_The problem:_
Restate the following entries exactly, including every line.

Data to process START

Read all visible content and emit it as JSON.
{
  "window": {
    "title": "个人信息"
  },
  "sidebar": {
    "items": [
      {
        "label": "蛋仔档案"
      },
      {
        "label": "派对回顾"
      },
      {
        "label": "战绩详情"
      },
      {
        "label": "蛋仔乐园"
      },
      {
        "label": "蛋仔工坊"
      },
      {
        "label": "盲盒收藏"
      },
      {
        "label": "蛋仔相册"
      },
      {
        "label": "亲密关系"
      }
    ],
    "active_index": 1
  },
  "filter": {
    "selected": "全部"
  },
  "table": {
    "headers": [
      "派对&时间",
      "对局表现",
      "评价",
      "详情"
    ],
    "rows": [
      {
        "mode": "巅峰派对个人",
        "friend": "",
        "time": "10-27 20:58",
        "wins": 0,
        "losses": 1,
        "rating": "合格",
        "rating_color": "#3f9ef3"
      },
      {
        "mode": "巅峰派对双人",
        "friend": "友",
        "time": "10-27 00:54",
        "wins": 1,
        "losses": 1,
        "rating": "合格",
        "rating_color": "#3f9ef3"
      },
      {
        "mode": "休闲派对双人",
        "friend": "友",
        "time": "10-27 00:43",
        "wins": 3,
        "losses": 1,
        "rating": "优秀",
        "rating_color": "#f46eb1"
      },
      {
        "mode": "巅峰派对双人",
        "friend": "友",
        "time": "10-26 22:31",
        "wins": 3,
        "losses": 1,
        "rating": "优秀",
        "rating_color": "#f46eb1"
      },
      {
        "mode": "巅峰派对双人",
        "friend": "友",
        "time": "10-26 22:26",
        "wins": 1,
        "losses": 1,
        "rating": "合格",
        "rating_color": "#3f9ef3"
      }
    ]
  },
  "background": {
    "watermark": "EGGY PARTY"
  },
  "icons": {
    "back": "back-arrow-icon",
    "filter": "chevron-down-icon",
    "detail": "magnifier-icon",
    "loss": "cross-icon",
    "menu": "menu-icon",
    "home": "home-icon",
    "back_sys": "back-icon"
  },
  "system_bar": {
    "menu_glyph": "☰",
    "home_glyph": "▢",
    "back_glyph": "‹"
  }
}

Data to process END

_Task answer:_
Read all visible content and emit it as JSON.
{
  "window": {
    "title": "个人信息"
  },
  "sidebar": {
    "items": [
      {
        "label": "蛋仔档案"
      },
      {
        "label": "派对回顾"
      },
      {
        "label": "战绩详情"
      },
      {
        "label": "蛋仔乐园"
      },
      {
        "label": "蛋仔工坊"
      },
      {
        "label": "盲盒收藏"
      },
      {
        "label": "蛋仔相册"
      },
      {
        "label": "亲密关系"
      }
    ],
    "active_index": 1
  },
  "filter": {
    "selected": "全部"
  },
  "table": {
    "headers": [
      "派对&时间",
      "对局表现",
      "评价",
      "详情"
    ],
    "rows": [
      {
        "mode": "巅峰派对个人",
        "friend": "",
        "time": "10-27 20:58",
        "wins": 0,
        "losses": 1,
        "rating": "合格",
        "rating_color": "#3f9ef3"
      },
      {
        "mode": "巅峰派对双人",
        "friend": "友",
        "time": "10-27 00:54",
        "wins": 1,
        "losses": 1,
        "rating": "合格",
        "rating_color": "#3f9ef3"
      },
      {
        "mode": "休闲派对双人",
        "friend": "友",
        "time": "10-27 00:43",
        "wins": 3,
        "losses": 1,
        "rating": "优秀",
        "rating_color": "#f46eb1"
      },
      {
        "mode": "巅峰派对双人",
        "friend": "友",
        "time": "10-26 22:31",
        "wins": 3,
        "losses": 1,
        "rating": "优秀",
        "rating_color": "#f46eb1"
      },
      {
        "mode": "巅峰派对双人",
        "friend": "友",
        "time": "10-26 22:26",
        "wins": 1,
        "losses": 1,
        "rating": "合格",
        "rating_color": "#3f9ef3"
      }
    ]
  },
  "background": {
    "watermark": "EGGY PARTY"
  },
  "icons": {
    "back": "back-arrow-icon",
    "filter": "chevron-down-icon",
    "detail": "magnifier-icon",
    "loss": "cross-icon",
    "menu": "menu-icon",
    "home": "home-icon",
    "back_sys": "back-icon"
  },
  "system_bar": {
    "menu_glyph": "☰",
    "home_glyph": "▢",
    "back_glyph": "‹"
  }
}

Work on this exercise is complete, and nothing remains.